The bottom line: There is no magic way to sell to ensure maximum gains every time out. I think anytime you sell, you could cost yourself money if that stock turns out to be a big winner. I understand that risk. On the other hand, as Third Avenue shows, there are also risks in getting too complacent about a holding. When the market gives you a great price to sell, you should be willing to at least think about reducing your position. As long as valuations remain reasonable, though, you may hold a stock indefinitely as the stock and the value of the business grow together over time.
Also, we don’t have to be perfect in holding onto everything we buy in aiming for Phelps’ 100-to-1 returns. The main idea is to know how those big returns happened and what investors had to do to get them.

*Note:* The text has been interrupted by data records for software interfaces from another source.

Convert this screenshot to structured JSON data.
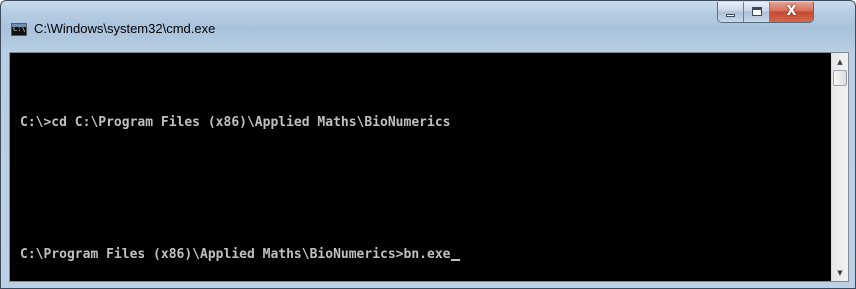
{
  "window": {
    "title": "C:\\Windows\\system32\\cmd.exe",
    "app_icon_text": "C:\\."
  },
  "caption_buttons": {
    "minimize": "minimize-icon",
    "maximize": "maximize-icon",
    "close_glyph": "X"
  },
  "console": {
    "lines": [
      "C:\\>cd C:\\Program Files (x86)\\Applied Maths\\BioNumerics",
      "",
      "C:\\Program Files (x86)\\Applied Maths\\BioNumerics>bn.exe"
    ],
    "text_color": "#c0c0c0",
    "background_color": "#000000"
  },
  "scrollbar": {
    "up_arrow": "▲",
    "down_arrow": "▼"
  }
}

Phelps summed it up best. “Just as a slight change in a golfer’s grip and stance may improve his game, so a little more emphasis on buying for keeps, a little more determination not to be tempted to sell… may fatten your portfolio. In Alice in Wonderland, one had to run fast in order to stand still. In the stock market, the evidence suggests, one who buys right must stand still in order to run fast.”